PROBLEM DESCRIPTION:
Return every line of the records below verbatim, with no pictures in the copy.

Stored data:
========

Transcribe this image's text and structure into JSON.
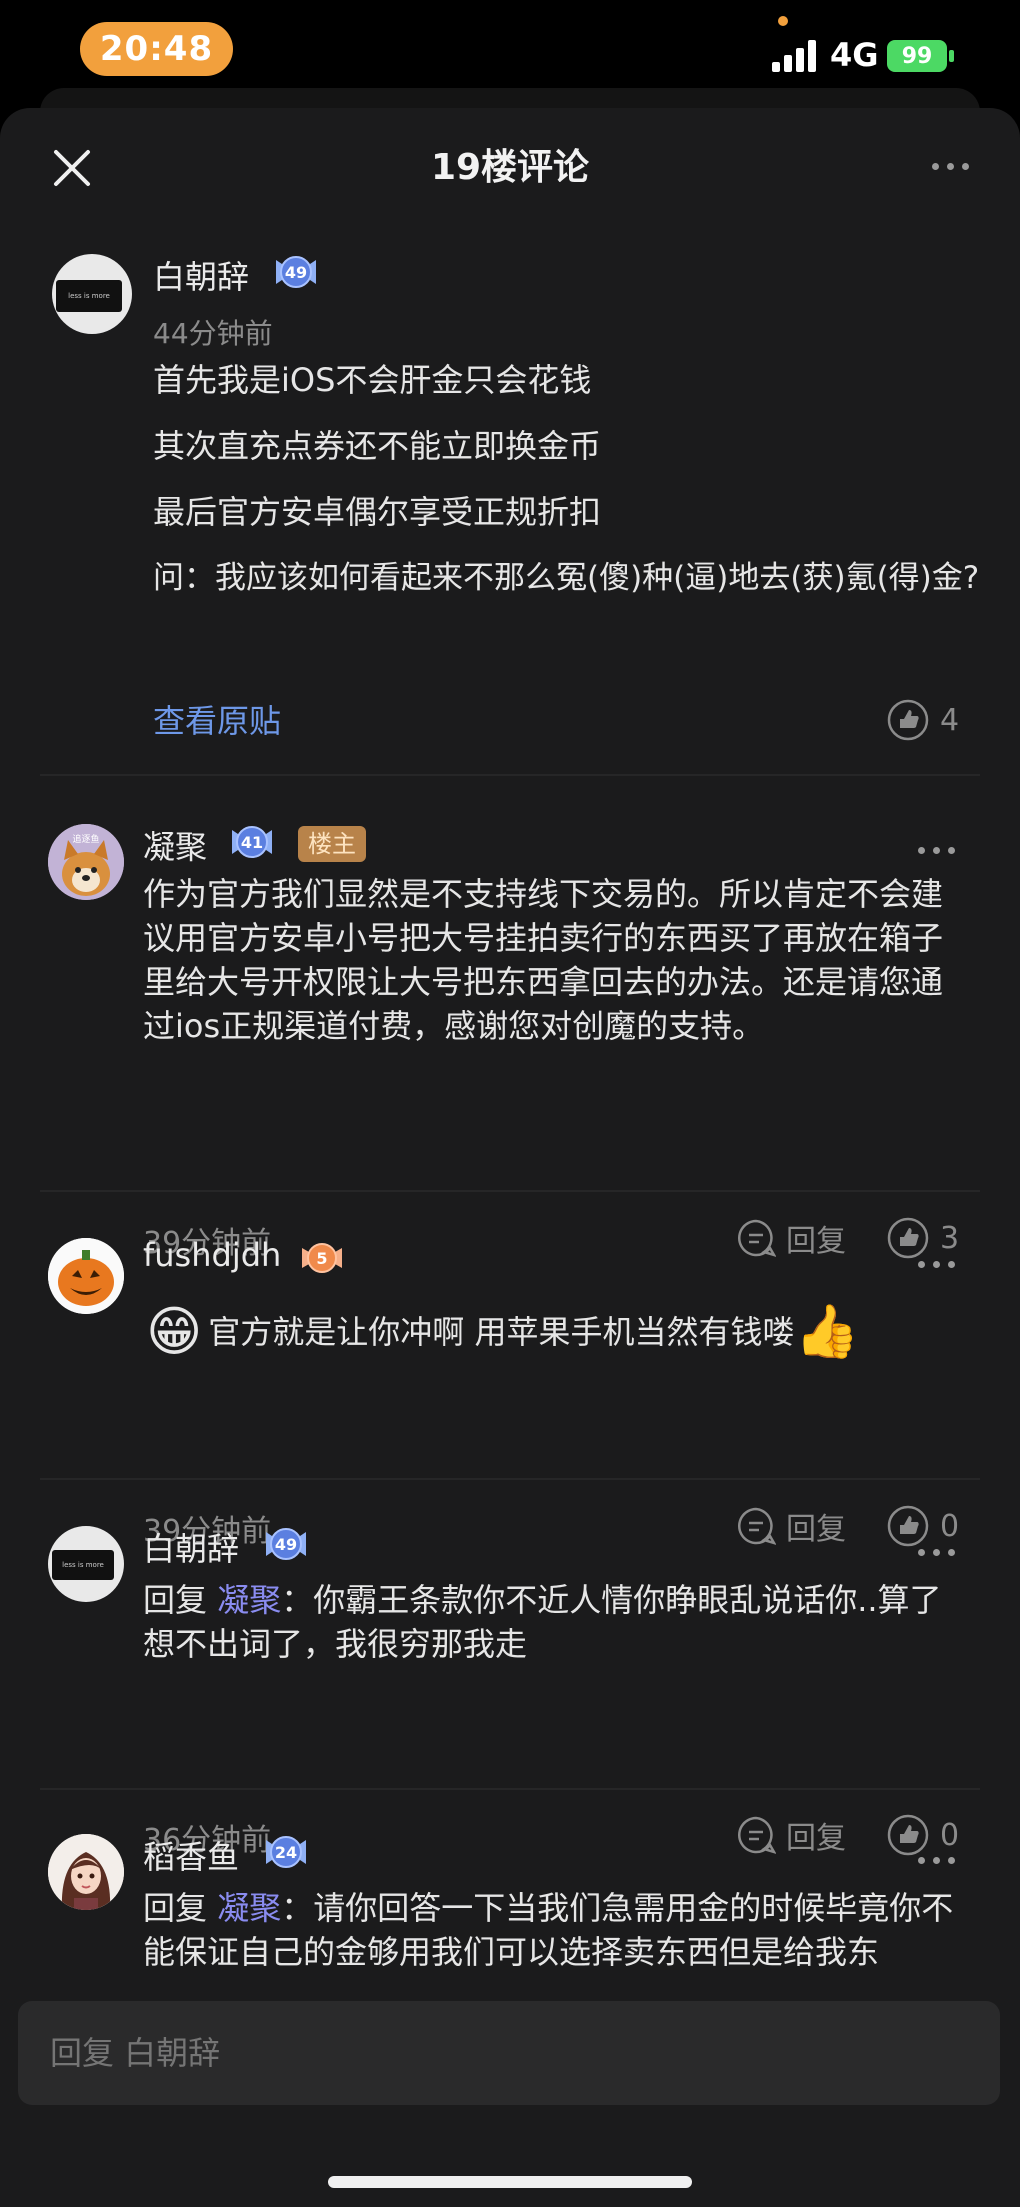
{
  "status_bar": {
    "time": "20:48",
    "network": "4G",
    "battery": "99"
  },
  "header": {
    "title": "19楼评论"
  },
  "main_comment": {
    "username": "白朝辞",
    "level": "49",
    "avatar_text": "less is more",
    "time": "44分钟前",
    "paragraphs": [
      "首先我是iOS不会肝金只会花钱",
      "其次直充点券还不能立即换金币",
      "最后官方安卓偶尔享受正规折扣",
      "问：我应该如何看起来不那么冤(傻)种(逼)地去(获)氪(得)金?"
    ],
    "view_original": "查看原贴",
    "likes": "4"
  },
  "replies": [
    {
      "username": "凝聚",
      "level": "41",
      "badge": "楼主",
      "avatar_text": "追逐鱼",
      "text": "作为官方我们显然是不支持线下交易的。所以肯定不会建议用官方安卓小号把大号挂拍卖行的东西买了再放在箱子里给大号开权限让大号把东西拿回去的办法。还是请您通过ios正规渠道付费，感谢您对创魔的支持。",
      "time": "39分钟前",
      "reply_label": "回复",
      "likes": "3"
    },
    {
      "username": "fushdjdh",
      "level": "5",
      "text": "官方就是让你冲啊 用苹果手机当然有钱喽",
      "emoji_start": "😁",
      "emoji_end": "👍",
      "time": "39分钟前",
      "reply_label": "回复",
      "likes": "0"
    },
    {
      "username": "白朝辞",
      "level": "49",
      "avatar_text": "less is more",
      "reply_prefix": "回复",
      "mention": "凝聚",
      "text": "：你霸王条款你不近人情你睁眼乱说话你..算了想不出词了，我很穷那我走",
      "time": "36分钟前",
      "reply_label": "回复",
      "likes": "0"
    },
    {
      "username": "稻香鱼",
      "level": "24",
      "reply_prefix": "回复",
      "mention": "凝聚",
      "text": "：请你回答一下当我们急需用金的时候毕竟你不能保证自己的金够用我们可以选择卖东西但是给我东"
    }
  ],
  "reply_input": {
    "placeholder": "回复 白朝辞"
  },
  "colors": {
    "accent_link": "#6e98e8",
    "mention": "#8a8cf0",
    "owner_badge": "#b8834a",
    "time_pill": "#f2a03d",
    "level_badge": "#5b7fe0",
    "level_badge_low": "#f08a4b"
  }
}
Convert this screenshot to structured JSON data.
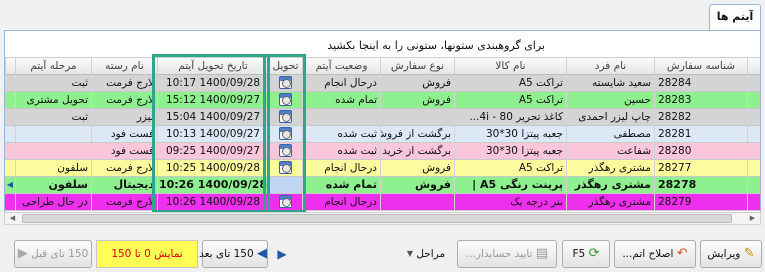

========

WRITTEN RESPONSE:
Transcribe this image's text and structure into JSON.
{
  "status_bar": {
    "time": "20:48",
    "network": "4G",
    "battery": "99"
  },
  "header": {
    "title": "19楼评论"
  },
  "main_comment": {
    "username": "白朝辞",
    "level": "49",
    "avatar_text": "less is more",
    "time": "44分钟前",
    "paragraphs": [
      "首先我是iOS不会肝金只会花钱",
      "其次直充点券还不能立即换金币",
      "最后官方安卓偶尔享受正规折扣",
      "问：我应该如何看起来不那么冤(傻)种(逼)地去(获)氪(得)金?"
    ],
    "view_original": "查看原贴",
    "likes": "4"
  },
  "replies": [
    {
      "username": "凝聚",
      "level": "41",
      "badge": "楼主",
      "avatar_text": "追逐鱼",
      "text": "作为官方我们显然是不支持线下交易的。所以肯定不会建议用官方安卓小号把大号挂拍卖行的东西买了再放在箱子里给大号开权限让大号把东西拿回去的办法。还是请您通过ios正规渠道付费，感谢您对创魔的支持。",
      "time": "39分钟前",
      "reply_label": "回复",
      "likes": "3"
    },
    {
      "username": "fushdjdh",
      "level": "5",
      "text": "官方就是让你冲啊 用苹果手机当然有钱喽",
      "emoji_start": "😁",
      "emoji_end": "👍",
      "time": "39分钟前",
      "reply_label": "回复",
      "likes": "0"
    },
    {
      "username": "白朝辞",
      "level": "49",
      "avatar_text": "less is more",
      "reply_prefix": "回复",
      "mention": "凝聚",
      "text": "：你霸王条款你不近人情你睁眼乱说话你..算了想不出词了，我很穷那我走",
      "time": "36分钟前",
      "reply_label": "回复",
      "likes": "0"
    },
    {
      "username": "稻香鱼",
      "level": "24",
      "reply_prefix": "回复",
      "mention": "凝聚",
      "text": "：请你回答一下当我们急需用金的时候毕竟你不能保证自己的金够用我们可以选择卖东西但是给我东"
    }
  ],
  "reply_input": {
    "placeholder": "回复 白朝辞"
  },
  "colors": {
    "accent_link": "#6e98e8",
    "mention": "#8a8cf0",
    "owner_badge": "#b8834a",
    "time_pill": "#f2a03d",
    "level_badge": "#5b7fe0",
    "level_badge_low": "#f08a4b"
  }
}
Convert this screenshot to structured JSON data.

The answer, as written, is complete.